### DATA SHOWN
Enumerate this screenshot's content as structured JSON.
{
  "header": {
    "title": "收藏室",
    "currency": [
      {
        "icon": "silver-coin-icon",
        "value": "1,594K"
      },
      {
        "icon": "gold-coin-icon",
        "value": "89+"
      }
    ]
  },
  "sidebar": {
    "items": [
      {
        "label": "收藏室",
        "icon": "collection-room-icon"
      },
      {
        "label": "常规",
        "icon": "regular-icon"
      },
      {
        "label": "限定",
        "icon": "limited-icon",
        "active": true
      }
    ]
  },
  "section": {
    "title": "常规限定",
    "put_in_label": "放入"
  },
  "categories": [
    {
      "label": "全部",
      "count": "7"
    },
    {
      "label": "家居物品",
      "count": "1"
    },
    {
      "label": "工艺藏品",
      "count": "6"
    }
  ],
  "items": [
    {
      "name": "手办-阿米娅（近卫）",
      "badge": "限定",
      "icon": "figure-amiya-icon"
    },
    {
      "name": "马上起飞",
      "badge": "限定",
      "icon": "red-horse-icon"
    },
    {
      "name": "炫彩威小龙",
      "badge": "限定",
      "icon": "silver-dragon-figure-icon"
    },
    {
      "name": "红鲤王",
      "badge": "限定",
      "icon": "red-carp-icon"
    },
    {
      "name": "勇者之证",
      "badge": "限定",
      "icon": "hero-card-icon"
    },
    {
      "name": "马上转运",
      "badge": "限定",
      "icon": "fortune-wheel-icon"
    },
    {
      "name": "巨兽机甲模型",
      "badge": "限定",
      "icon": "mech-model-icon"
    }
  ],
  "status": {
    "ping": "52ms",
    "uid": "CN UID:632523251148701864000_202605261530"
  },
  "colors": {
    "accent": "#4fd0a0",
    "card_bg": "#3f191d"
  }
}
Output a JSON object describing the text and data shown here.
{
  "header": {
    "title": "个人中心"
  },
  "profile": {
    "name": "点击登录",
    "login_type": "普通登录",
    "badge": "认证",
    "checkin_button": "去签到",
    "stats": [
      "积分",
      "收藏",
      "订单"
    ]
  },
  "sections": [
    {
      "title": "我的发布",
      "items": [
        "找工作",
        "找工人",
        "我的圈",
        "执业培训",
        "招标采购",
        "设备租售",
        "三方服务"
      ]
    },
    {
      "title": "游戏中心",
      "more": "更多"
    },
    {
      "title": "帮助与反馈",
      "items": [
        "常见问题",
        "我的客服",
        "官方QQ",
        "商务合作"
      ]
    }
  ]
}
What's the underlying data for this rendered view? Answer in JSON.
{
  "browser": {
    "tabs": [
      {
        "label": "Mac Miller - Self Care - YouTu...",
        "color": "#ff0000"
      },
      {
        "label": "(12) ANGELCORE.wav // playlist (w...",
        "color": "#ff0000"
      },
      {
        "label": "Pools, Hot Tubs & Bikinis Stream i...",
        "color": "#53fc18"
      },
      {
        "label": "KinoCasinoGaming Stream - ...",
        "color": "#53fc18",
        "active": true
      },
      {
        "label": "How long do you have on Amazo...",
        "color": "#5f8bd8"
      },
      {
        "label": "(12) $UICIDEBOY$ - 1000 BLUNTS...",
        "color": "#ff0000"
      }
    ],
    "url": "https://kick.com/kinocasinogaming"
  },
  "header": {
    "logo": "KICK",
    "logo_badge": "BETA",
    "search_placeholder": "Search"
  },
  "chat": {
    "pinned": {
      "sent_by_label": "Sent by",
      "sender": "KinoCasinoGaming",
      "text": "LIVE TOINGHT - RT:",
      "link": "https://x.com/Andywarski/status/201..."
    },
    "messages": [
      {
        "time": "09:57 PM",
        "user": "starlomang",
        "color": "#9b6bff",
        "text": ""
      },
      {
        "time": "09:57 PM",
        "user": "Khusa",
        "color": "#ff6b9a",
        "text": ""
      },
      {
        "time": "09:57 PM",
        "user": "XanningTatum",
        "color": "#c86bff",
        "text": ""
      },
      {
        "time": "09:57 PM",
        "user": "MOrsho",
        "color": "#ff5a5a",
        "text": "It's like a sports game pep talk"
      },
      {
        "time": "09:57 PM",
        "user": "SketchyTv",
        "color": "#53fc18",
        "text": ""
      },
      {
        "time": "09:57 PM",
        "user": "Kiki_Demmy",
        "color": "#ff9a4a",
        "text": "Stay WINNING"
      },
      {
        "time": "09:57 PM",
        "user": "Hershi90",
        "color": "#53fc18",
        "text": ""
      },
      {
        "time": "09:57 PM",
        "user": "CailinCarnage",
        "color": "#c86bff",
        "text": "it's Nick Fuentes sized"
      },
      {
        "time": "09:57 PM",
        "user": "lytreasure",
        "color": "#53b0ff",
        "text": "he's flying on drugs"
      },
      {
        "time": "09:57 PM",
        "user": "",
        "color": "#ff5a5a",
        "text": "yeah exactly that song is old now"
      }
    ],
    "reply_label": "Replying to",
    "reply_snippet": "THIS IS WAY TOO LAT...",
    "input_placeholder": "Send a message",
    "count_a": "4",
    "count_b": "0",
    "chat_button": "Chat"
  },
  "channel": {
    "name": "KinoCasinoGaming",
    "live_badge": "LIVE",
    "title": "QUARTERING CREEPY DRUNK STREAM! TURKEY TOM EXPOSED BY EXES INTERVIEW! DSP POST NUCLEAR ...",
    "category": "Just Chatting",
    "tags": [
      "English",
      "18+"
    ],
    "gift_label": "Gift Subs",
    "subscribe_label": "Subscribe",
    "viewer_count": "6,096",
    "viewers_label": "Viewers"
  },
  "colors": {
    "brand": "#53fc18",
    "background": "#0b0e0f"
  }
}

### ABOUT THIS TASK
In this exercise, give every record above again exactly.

### COMPLETED TASK
Enumerate this screenshot's content as structured JSON.
{
  "header": {
    "title": "收藏室",
    "currency": [
      {
        "icon": "silver-coin-icon",
        "value": "1,594K"
      },
      {
        "icon": "gold-coin-icon",
        "value": "89+"
      }
    ]
  },
  "sidebar": {
    "items": [
      {
        "label": "收藏室",
        "icon": "collection-room-icon"
      },
      {
        "label": "常规",
        "icon": "regular-icon"
      },
      {
        "label": "限定",
        "icon": "limited-icon",
        "active": true
      }
    ]
  },
  "section": {
    "title": "常规限定",
    "put_in_label": "放入"
  },
  "categories": [
    {
      "label": "全部",
      "count": "7"
    },
    {
      "label": "家居物品",
      "count": "1"
    },
    {
      "label": "工艺藏品",
      "count": "6"
    }
  ],
  "items": [
    {
      "name": "手办-阿米娅（近卫）",
      "badge": "限定",
      "icon": "figure-amiya-icon"
    },
    {
      "name": "马上起飞",
      "badge": "限定",
      "icon": "red-horse-icon"
    },
    {
      "name": "炫彩威小龙",
      "badge": "限定",
      "icon": "silver-dragon-figure-icon"
    },
    {
      "name": "红鲤王",
      "badge": "限定",
      "icon": "red-carp-icon"
    },
    {
      "name": "勇者之证",
      "badge": "限定",
      "icon": "hero-card-icon"
    },
    {
      "name": "马上转运",
      "badge": "限定",
      "icon": "fortune-wheel-icon"
    },
    {
      "name": "巨兽机甲模型",
      "badge": "限定",
      "icon": "mech-model-icon"
    }
  ],
  "status": {
    "ping": "52ms",
    "uid": "CN UID:632523251148701864000_202605261530"
  },
  "colors": {
    "accent": "#4fd0a0",
    "card_bg": "#3f191d"
  }
}
Output a JSON object describing the text and data shown here.
{
  "header": {
    "title": "个人中心"
  },
  "profile": {
    "name": "点击登录",
    "login_type": "普通登录",
    "badge": "认证",
    "checkin_button": "去签到",
    "stats": [
      "积分",
      "收藏",
      "订单"
    ]
  },
  "sections": [
    {
      "title": "我的发布",
      "items": [
        "找工作",
        "找工人",
        "我的圈",
        "执业培训",
        "招标采购",
        "设备租售",
        "三方服务"
      ]
    },
    {
      "title": "游戏中心",
      "more": "更多"
    },
    {
      "title": "帮助与反馈",
      "items": [
        "常见问题",
        "我的客服",
        "官方QQ",
        "商务合作"
      ]
    }
  ]
}
What's the underlying data for this rendered view? Answer in JSON.
{
  "browser": {
    "tabs": [
      {
        "label": "Mac Miller - Self Care - YouTu...",
        "color": "#ff0000"
      },
      {
        "label": "(12) ANGELCORE.wav // playlist (w...",
        "color": "#ff0000"
      },
      {
        "label": "Pools, Hot Tubs & Bikinis Stream i...",
        "color": "#53fc18"
      },
      {
        "label": "KinoCasinoGaming Stream - ...",
        "color": "#53fc18",
        "active": true
      },
      {
        "label": "How long do you have on Amazo...",
        "color": "#5f8bd8"
      },
      {
        "label": "(12) $UICIDEBOY$ - 1000 BLUNTS...",
        "color": "#ff0000"
      }
    ],
    "url": "https://kick.com/kinocasinogaming"
  },
  "header": {
    "logo": "KICK",
    "logo_badge": "BETA",
    "search_placeholder": "Search"
  },
  "chat": {
    "pinned": {
      "sent_by_label": "Sent by",
      "sender": "KinoCasinoGaming",
      "text": "LIVE TOINGHT - RT:",
      "link": "https://x.com/Andywarski/status/201..."
    },
    "messages": [
      {
        "time": "09:57 PM",
        "user": "starlomang",
        "color": "#9b6bff",
        "text": ""
      },
      {
        "time": "09:57 PM",
        "user": "Khusa",
        "color": "#ff6b9a",
        "text": ""
      },
      {
        "time": "09:57 PM",
        "user": "XanningTatum",
        "color": "#c86bff",
        "text": ""
      },
      {
        "time": "09:57 PM",
        "user": "MOrsho",
        "color": "#ff5a5a",
        "text": "It's like a sports game pep talk"
      },
      {
        "time": "09:57 PM",
        "user": "SketchyTv",
        "color": "#53fc18",
        "text": ""
      },
      {
        "time": "09:57 PM",
        "user": "Kiki_Demmy",
        "color": "#ff9a4a",
        "text": "Stay WINNING"
      },
      {
        "time": "09:57 PM",
        "user": "Hershi90",
        "color": "#53fc18",
        "text": ""
      },
      {
        "time": "09:57 PM",
        "user": "CailinCarnage",
        "color": "#c86bff",
        "text": "it's Nick Fuentes sized"
      },
      {
        "time": "09:57 PM",
        "user": "lytreasure",
        "color": "#53b0ff",
        "text": "he's flying on drugs"
      },
      {
        "time": "09:57 PM",
        "user": "",
        "color": "#ff5a5a",
        "text": "yeah exactly that song is old now"
      }
    ],
    "reply_label": "Replying to",
    "reply_snippet": "THIS IS WAY TOO LAT...",
    "input_placeholder": "Send a message",
    "count_a": "4",
    "count_b": "0",
    "chat_button": "Chat"
  },
  "channel": {
    "name": "KinoCasinoGaming",
    "live_badge": "LIVE",
    "title": "QUARTERING CREEPY DRUNK STREAM! TURKEY TOM EXPOSED BY EXES INTERVIEW! DSP POST NUCLEAR ...",
    "category": "Just Chatting",
    "tags": [
      "English",
      "18+"
    ],
    "gift_label": "Gift Subs",
    "subscribe_label": "Subscribe",
    "viewer_count": "6,096",
    "viewers_label": "Viewers"
  },
  "colors": {
    "brand": "#53fc18",
    "background": "#0b0e0f"
  }
}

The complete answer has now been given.